Uchana Kalan seat has been a stronghold of Chaudhary Birender Singh, who was first in the Congress and later joined the BJP and served as a Union minister under the first Narendra Modi government.
Chautala is up against Singh’s wife Premlata Singh of the BJP for the second time, having lost to her by 7,500 votes in 2014. The Congress’ Balram Katwal is the third contender.
Another significant seat in the Jat belt sees the BJP’s state chief Subhash Barala pitted against JJP’s Devender Babli and two-time former Congress MLA, Paramvir Singh.
Barala, the sitting MLA, is the front-runner to retain, while Babli looks to be giving him a tough fight. In 2014, Barala had defeated INLD’s Nishan Singh by about 7,000 votes, with Babli finishing third as an independent. Babli was expecting a Congress ticket this time, but instead, the party went with the 2004 and 2009 MLA Paramvir Singh.
A win for Barala would consolidate his position in the BJP, while a defeat could mean a change of guard.

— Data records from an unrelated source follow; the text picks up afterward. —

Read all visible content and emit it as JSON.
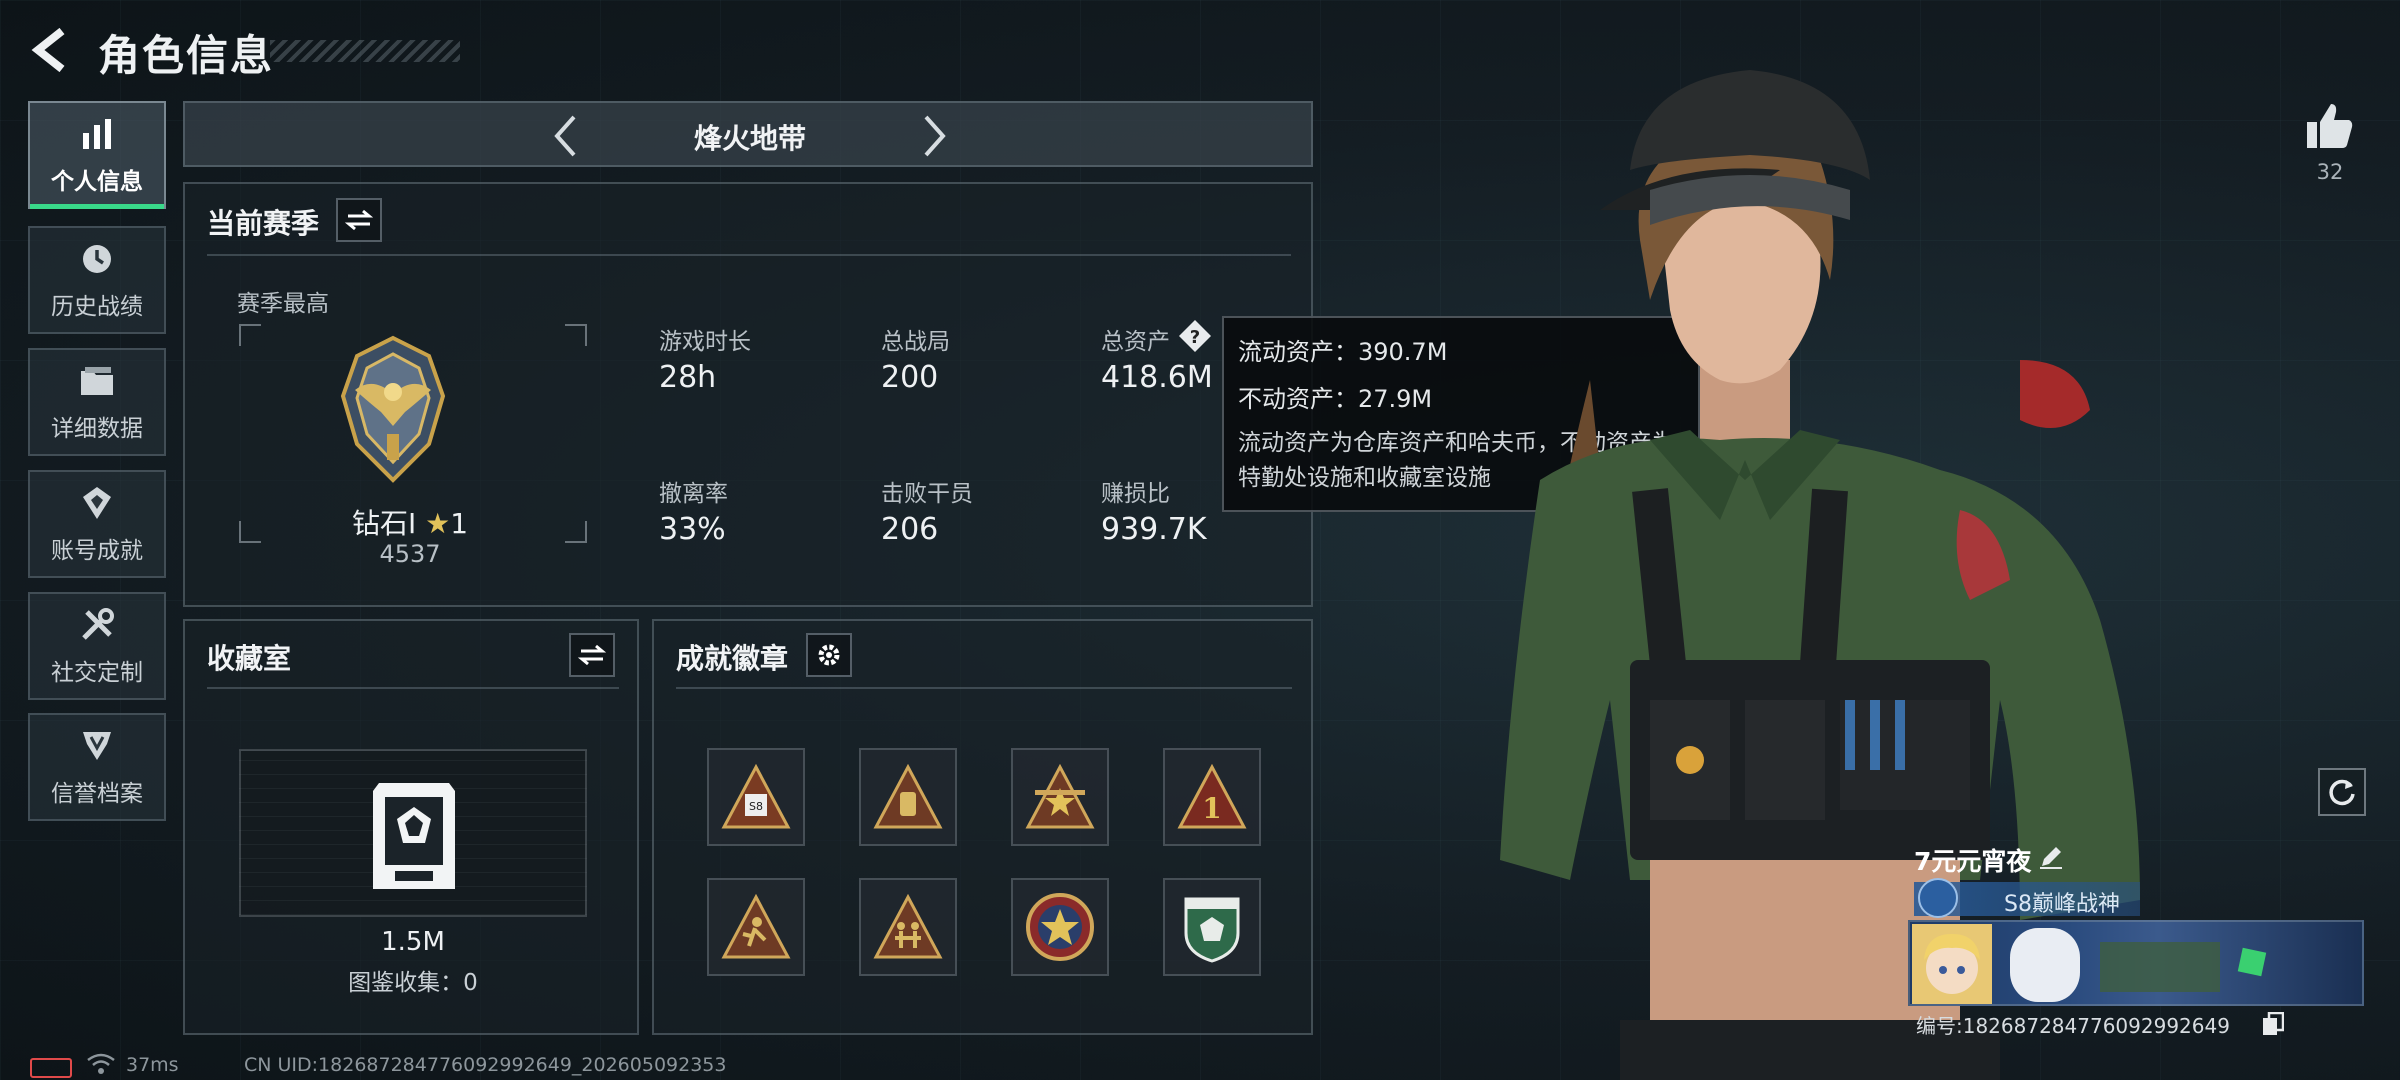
{
  "header": {
    "title": "角色信息"
  },
  "nav": {
    "items": [
      {
        "label": "个人信息",
        "icon": "bar-chart-icon",
        "active": true
      },
      {
        "label": "历史战绩",
        "icon": "history-icon",
        "active": false
      },
      {
        "label": "详细数据",
        "icon": "folder-icon",
        "active": false
      },
      {
        "label": "账号成就",
        "icon": "achievement-icon",
        "active": false
      },
      {
        "label": "社交定制",
        "icon": "tools-icon",
        "active": false
      },
      {
        "label": "信誉档案",
        "icon": "reputation-icon",
        "active": false
      }
    ]
  },
  "mode": {
    "title": "烽火地带"
  },
  "season": {
    "section_title": "当前赛季",
    "best_label": "赛季最高",
    "rank_name": "钻石I",
    "rank_stars": "1",
    "rank_score": "4537",
    "stats": [
      {
        "label": "游戏时长",
        "value": "28h"
      },
      {
        "label": "总战局",
        "value": "200"
      },
      {
        "label": "总资产",
        "value": "418.6M"
      },
      {
        "label": "撤离率",
        "value": "33%"
      },
      {
        "label": "击败干员",
        "value": "206"
      },
      {
        "label": "赚损比",
        "value": "939.7K"
      }
    ]
  },
  "tooltip": {
    "liquid": "流动资产：390.7M",
    "fixed": "不动资产：27.9M",
    "desc": "流动资产为仓库资产和哈夫币，不动资产为特勤处设施和收藏室设施"
  },
  "collection": {
    "title": "收藏室",
    "value": "1.5M",
    "catalog": "图鉴收集：0"
  },
  "achievements": {
    "title": "成就徽章",
    "badges": [
      "s8-badge-icon",
      "item-badge-icon",
      "star-badge-icon",
      "number-one-badge-icon",
      "runner-badge-icon",
      "team-badge-icon",
      "star-medal-icon",
      "gem-shield-icon"
    ]
  },
  "player": {
    "likes": "32",
    "name": "7元元宵夜",
    "rank_title": "S8巅峰战神",
    "id": "编号:1826872847760929926​49"
  },
  "status": {
    "ping": "37ms",
    "uid": "CN UID:1826872847760929926​49_202605092353"
  },
  "colors": {
    "accent": "#39d98a",
    "gold": "#c9a24a",
    "panel_border": "#78878f"
  }
}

BJP’s other significant Jat leader and state finance minister Captain Abhimanyu is contesting this rural seat against JJP’s Ram Kumar Gautam, a non-Jat who won the seat for the BJP in 2005, and Baljeet Sihag of the Congress.
Gautam had contested as an Independent candidate in 2014 but came in third, as Abhimanyu defeated INLD’s Raj Singh Mor by about 5,500 votes.
The seat has become significant because in the Lok Sabha polls in May, BJP’s candidate from Hisar, Brijendra Singh, had trailed in this assembly segment, ringing alarm bells for Abhimanyu. A defeat for Abhimanyu could be a huge embarrassment to the ruling party.